Health and Medicine Question #379
Ann, a 12 year old female from the Internet asks on May 7, 1998,
What does the epiglottis do?
viewed 16898 times
We have a common tube for both breathing and swallowing/vomiting, the larynx. As breathing is by far, at least for most of us, the more common activity, the relaxed state of the passageway is for the breathing passages to be open. When we breathe in, air enters the nose, passes into the larynx at the back of the nose and throat, goes through the open glottis, down the trachea and into the lungs. When we exhale, the reverse takes place. When you swallow anything, therefore, you must have a way of closing off this air passage or the food/liquid would enter the lungs with the consequence of drowning you or plugging the lungs. Likewise, if you vomited, that material would just as likely enter the lungs as go out your mouth.
Here's where the epiglottis comes in. The epiglottis is a nifty little lid for the larynx (that's the top part of the tube leading to the lungs that also contains the vocal cords that allow us to talk or sing.) The epiglottis is shaped like a toilet lid, and is normally (when you're breathing) held in the half-open position. It is made of a flexible yet somewhat stiff elastic cartilage so that it can be moved to close the opening to the larynx (the glottis) when you swallow or vomit. The flexibility allows it to nicely seal the passage. It is covered with a thin, moist "skin" that contains lots of taste buds on its inner surface.
This way it can tell if some food or liquid has snuck by and can produce violent coughing to clear this material out of the air passages. The really neat thing about how it closes is that it is just like closing a toilet seat, but instead of putting the lid down, you hold the lid still and pull the toilet up! The epiglottis is fixed in place at its upper surface. When you swallow, muscles attached to the larynx pull it upward, making a seal with the epiglottis. Try putting your finger on your Adam's apple (one of the components of the larynx) when you swallow. You will feel it rise, closing off the glottis.

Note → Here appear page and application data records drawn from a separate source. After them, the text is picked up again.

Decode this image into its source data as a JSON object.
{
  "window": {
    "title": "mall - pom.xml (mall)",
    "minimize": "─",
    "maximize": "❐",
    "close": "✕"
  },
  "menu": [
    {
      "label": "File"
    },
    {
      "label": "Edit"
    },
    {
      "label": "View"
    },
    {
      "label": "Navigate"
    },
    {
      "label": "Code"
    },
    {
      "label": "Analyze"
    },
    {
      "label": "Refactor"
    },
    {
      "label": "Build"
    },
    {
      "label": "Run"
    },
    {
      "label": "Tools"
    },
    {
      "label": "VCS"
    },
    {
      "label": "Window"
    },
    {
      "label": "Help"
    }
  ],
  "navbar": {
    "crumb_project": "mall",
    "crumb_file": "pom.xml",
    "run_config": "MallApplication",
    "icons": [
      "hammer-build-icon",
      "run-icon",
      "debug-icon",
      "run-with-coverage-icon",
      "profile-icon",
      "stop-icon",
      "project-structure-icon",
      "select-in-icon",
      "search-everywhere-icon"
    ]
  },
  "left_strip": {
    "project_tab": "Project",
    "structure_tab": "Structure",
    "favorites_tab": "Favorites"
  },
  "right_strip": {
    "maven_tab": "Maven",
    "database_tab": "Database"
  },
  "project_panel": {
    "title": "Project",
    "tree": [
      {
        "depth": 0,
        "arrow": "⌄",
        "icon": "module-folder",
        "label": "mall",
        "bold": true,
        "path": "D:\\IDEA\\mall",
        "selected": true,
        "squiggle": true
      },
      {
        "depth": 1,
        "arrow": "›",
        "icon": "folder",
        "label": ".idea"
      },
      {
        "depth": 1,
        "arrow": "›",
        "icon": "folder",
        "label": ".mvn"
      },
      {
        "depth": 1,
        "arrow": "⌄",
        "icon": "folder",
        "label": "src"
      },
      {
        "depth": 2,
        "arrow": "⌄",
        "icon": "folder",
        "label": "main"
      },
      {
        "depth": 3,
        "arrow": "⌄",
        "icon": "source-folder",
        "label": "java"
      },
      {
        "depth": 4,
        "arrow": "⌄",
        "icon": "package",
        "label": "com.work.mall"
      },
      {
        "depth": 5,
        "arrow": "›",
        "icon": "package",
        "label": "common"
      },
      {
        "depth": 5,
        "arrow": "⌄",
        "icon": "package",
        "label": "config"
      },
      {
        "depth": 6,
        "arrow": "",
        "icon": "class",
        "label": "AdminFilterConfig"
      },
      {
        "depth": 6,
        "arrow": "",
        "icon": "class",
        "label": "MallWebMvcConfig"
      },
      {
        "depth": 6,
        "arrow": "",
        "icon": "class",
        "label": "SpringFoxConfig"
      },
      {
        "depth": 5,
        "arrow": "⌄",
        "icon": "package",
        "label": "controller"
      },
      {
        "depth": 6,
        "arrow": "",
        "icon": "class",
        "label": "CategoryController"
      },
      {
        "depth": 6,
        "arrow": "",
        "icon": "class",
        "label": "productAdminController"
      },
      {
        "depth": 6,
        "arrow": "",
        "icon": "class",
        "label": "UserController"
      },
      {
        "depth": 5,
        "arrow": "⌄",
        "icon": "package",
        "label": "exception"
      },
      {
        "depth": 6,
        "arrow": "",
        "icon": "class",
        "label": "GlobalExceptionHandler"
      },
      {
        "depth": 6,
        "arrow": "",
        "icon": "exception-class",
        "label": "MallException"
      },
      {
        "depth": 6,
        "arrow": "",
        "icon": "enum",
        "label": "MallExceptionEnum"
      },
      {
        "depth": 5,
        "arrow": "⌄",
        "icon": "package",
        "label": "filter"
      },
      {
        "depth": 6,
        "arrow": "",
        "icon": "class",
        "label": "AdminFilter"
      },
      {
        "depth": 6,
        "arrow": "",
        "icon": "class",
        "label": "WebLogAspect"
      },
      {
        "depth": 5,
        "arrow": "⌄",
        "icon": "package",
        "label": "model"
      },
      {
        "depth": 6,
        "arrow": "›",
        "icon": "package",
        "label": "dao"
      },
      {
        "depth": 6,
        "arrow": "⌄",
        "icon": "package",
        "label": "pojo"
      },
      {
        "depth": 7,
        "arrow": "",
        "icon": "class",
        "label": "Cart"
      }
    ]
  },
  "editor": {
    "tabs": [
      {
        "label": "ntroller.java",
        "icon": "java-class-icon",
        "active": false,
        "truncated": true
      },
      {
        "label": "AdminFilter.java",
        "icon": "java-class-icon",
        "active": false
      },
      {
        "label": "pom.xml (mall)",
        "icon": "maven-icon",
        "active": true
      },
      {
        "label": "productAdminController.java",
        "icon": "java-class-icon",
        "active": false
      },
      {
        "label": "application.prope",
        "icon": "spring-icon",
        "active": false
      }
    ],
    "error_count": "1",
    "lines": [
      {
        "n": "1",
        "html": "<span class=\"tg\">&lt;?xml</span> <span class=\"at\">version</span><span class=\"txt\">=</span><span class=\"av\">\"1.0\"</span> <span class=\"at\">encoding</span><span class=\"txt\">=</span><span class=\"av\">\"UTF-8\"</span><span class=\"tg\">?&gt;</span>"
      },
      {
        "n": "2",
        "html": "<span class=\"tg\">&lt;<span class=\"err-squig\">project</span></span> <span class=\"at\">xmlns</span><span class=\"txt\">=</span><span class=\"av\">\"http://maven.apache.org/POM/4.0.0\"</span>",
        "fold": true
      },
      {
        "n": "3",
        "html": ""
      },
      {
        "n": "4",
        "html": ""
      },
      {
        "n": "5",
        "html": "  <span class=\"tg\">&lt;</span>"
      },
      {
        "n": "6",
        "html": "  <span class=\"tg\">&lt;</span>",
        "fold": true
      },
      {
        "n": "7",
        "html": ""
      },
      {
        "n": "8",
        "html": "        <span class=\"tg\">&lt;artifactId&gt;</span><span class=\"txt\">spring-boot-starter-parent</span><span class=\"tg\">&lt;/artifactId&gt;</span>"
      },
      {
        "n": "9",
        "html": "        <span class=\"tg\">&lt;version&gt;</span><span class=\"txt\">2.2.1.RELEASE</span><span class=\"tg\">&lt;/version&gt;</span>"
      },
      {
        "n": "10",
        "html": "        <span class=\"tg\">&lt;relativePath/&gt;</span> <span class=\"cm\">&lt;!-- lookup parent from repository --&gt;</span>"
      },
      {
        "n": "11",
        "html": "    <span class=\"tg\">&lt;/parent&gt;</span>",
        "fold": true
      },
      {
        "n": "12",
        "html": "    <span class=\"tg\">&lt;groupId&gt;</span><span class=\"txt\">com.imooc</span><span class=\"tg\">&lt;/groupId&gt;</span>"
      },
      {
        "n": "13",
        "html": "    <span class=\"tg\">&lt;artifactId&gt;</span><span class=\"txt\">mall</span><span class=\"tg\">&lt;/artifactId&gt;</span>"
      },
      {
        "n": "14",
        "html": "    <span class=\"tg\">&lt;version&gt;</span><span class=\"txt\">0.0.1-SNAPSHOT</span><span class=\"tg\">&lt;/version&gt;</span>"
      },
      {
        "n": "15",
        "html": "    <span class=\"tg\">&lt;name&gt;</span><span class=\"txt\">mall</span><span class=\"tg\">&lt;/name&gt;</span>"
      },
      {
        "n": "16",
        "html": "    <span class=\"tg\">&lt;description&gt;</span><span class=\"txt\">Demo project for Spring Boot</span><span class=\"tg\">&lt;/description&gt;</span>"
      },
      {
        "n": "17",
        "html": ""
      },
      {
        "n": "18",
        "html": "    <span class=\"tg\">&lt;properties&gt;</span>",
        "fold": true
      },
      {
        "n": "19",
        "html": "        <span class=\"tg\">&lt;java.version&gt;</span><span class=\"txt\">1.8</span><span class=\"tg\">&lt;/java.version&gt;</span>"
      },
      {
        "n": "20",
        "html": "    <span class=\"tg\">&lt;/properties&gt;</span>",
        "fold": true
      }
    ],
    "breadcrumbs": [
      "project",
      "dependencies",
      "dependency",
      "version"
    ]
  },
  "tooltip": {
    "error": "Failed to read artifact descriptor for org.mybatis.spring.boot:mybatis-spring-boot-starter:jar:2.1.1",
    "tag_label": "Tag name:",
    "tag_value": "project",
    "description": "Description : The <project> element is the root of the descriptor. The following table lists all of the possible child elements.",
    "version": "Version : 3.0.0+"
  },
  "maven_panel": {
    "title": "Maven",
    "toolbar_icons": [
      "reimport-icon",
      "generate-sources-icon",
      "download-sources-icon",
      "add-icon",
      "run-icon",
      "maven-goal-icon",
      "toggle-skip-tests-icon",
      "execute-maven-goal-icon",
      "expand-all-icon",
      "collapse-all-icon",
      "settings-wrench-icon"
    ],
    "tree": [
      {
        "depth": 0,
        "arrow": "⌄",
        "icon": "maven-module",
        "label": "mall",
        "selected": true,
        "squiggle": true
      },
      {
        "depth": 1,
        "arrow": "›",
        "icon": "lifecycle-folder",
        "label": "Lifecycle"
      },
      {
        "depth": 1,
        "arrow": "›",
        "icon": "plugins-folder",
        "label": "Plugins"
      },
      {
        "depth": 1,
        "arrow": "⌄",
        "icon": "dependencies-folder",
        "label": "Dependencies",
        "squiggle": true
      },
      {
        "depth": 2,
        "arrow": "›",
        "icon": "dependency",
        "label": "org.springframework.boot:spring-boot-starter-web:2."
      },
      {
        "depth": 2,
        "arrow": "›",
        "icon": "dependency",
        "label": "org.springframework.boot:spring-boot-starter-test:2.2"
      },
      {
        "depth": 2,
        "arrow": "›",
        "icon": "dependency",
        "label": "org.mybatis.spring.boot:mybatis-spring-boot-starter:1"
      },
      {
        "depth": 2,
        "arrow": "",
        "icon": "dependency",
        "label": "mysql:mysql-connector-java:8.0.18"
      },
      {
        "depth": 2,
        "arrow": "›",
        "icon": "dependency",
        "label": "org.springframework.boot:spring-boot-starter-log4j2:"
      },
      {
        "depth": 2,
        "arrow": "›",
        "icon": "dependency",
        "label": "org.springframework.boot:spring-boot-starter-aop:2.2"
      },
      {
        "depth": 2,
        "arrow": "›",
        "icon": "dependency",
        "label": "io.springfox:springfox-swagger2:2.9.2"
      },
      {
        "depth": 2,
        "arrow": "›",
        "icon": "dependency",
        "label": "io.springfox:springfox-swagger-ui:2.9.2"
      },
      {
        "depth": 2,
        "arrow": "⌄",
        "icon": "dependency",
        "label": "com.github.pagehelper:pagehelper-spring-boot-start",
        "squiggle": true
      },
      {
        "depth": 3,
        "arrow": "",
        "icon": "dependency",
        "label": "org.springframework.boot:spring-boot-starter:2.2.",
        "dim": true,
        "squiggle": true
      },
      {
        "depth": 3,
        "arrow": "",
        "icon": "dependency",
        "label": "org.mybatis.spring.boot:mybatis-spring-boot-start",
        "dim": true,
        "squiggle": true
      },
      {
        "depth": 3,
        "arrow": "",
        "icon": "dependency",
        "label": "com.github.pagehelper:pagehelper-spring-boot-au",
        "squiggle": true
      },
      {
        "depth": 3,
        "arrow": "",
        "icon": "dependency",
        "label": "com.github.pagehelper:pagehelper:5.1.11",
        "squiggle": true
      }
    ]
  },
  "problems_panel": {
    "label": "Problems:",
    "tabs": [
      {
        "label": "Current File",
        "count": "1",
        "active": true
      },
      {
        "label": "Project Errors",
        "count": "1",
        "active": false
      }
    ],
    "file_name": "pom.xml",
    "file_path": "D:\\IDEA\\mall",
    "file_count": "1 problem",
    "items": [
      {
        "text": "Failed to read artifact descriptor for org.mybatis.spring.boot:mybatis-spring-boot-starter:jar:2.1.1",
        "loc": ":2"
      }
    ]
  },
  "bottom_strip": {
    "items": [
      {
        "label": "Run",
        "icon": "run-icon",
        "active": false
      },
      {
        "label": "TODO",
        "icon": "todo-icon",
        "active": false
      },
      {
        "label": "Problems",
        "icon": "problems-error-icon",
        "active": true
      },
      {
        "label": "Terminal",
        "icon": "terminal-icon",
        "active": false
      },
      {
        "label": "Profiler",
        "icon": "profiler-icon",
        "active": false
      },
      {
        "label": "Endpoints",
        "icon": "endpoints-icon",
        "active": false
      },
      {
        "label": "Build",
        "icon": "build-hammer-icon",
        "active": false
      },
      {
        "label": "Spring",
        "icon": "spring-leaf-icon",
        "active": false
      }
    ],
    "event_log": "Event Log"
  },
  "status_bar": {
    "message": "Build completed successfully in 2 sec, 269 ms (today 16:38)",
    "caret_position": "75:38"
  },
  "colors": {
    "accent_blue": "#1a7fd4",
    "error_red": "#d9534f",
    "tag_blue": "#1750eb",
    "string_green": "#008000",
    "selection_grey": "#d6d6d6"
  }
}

Just so you know, the epiglottis is positioned exactly backwards to the position of a toilet seat when you face the toilet, that is, its higher, open end is at the back.
Add to or comment on this answer using the form below.
Note: All submissions are moderated prior to posting.
If you found this answer useful, please consider making a small donation to science.ca.